Nikki Mason and Joshua Berlongeiri have experienced the public health dangers and economic consequences of the pandemic. She’s a nurse treating coronavirus patients. He’s a technician at a sign company that was initially furloughed when business disappeared.
Deidra Everdij went from paying closer to attention to office supply costs to laying off employees in the matter of about a week in March. Her busines, COTC Events, organizes large corporate conferences in South Florida. That business was among the first economic casualties of COVID-19.
Susan Hamilton has adapted to the new reality of the virus. As a pilates instructor, she had a studio in Miami Beach and made house calls before the pandemic. But the virus shut down that work. When we first spoke with her in late March, the local stay at home orders had been issued and she was worried about how to stay in business.
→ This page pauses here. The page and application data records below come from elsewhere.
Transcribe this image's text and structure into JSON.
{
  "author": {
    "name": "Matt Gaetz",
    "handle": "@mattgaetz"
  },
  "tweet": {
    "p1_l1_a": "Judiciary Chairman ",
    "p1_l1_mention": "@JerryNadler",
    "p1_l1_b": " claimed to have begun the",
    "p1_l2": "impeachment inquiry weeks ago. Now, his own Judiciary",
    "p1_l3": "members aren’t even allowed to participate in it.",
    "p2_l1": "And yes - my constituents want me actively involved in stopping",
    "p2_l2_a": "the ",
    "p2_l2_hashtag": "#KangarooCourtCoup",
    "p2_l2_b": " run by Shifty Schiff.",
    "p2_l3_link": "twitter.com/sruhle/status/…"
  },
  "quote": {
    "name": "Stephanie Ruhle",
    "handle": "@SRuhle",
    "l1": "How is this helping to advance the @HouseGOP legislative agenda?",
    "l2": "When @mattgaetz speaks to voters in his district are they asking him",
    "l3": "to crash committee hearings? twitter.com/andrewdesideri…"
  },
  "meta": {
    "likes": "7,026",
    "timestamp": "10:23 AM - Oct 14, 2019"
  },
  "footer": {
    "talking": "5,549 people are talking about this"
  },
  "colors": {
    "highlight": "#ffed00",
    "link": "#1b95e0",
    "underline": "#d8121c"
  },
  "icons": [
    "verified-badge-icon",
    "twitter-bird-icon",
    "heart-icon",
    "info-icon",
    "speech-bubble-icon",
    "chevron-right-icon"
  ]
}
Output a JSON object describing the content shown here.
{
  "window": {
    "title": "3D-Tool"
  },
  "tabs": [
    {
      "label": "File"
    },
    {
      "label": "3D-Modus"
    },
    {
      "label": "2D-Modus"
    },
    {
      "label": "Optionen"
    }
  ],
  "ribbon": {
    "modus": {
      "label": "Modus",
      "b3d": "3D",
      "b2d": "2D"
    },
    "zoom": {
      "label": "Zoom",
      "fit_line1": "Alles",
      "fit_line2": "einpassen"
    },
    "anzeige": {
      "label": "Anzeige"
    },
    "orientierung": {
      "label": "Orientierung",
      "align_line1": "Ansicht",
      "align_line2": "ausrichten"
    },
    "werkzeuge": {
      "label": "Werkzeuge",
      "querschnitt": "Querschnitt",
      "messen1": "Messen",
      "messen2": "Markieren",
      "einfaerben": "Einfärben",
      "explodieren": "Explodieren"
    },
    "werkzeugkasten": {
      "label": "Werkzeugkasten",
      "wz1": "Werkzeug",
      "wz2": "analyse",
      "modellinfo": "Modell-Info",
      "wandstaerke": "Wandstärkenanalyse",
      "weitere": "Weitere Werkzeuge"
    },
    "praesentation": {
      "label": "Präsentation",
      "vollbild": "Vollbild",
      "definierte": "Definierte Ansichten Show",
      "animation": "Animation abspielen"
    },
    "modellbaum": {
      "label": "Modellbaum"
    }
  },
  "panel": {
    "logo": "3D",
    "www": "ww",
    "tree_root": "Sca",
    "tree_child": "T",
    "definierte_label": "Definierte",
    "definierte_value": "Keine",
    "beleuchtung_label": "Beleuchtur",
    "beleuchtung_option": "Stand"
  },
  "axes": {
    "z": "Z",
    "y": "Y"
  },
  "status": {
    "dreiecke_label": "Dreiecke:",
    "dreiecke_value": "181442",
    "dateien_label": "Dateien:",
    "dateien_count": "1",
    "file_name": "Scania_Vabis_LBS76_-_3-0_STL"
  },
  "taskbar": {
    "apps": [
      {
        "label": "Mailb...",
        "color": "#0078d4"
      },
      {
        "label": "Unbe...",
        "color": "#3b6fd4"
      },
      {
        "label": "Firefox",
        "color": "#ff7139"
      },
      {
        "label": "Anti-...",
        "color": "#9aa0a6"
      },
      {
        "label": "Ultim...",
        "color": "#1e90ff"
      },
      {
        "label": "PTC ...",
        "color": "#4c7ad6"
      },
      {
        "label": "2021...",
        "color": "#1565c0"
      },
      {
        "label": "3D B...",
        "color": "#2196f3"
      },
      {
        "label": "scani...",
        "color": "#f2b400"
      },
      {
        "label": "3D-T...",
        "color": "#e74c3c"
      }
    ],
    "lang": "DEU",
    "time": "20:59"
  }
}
Will Benson's business disappeared almost overnight when the Keys closed to visitors and non-essential workers. Benson is a sport fishing captain based in the Lower Keys. We spoke with him a week into the isolation.
Charlie Nolan was in what she thought was going to be her last semester at Broward College before graduating with her bachelor’s degree. She worked part-time on campus in a lab, but then on-campus classes were canceled and courses went online. because of COVID-19.
Jonathan Tuman is a dentist who does cosmetic work and works with special needs patients. His practice was shut down for a few weeks. He considers himself lucky, but thinks his business will change because of the virus. We first spoke with him in April.
Sheng Guo may have been among the first in South Florida to experience the impact of the virus. He grew up near Wuhan, China, where it started. His parents and grandmother still live close to the city. Guo is an economics instructor at FIU and he foresaw what would be in store for South Florida when we spoke with him in late February.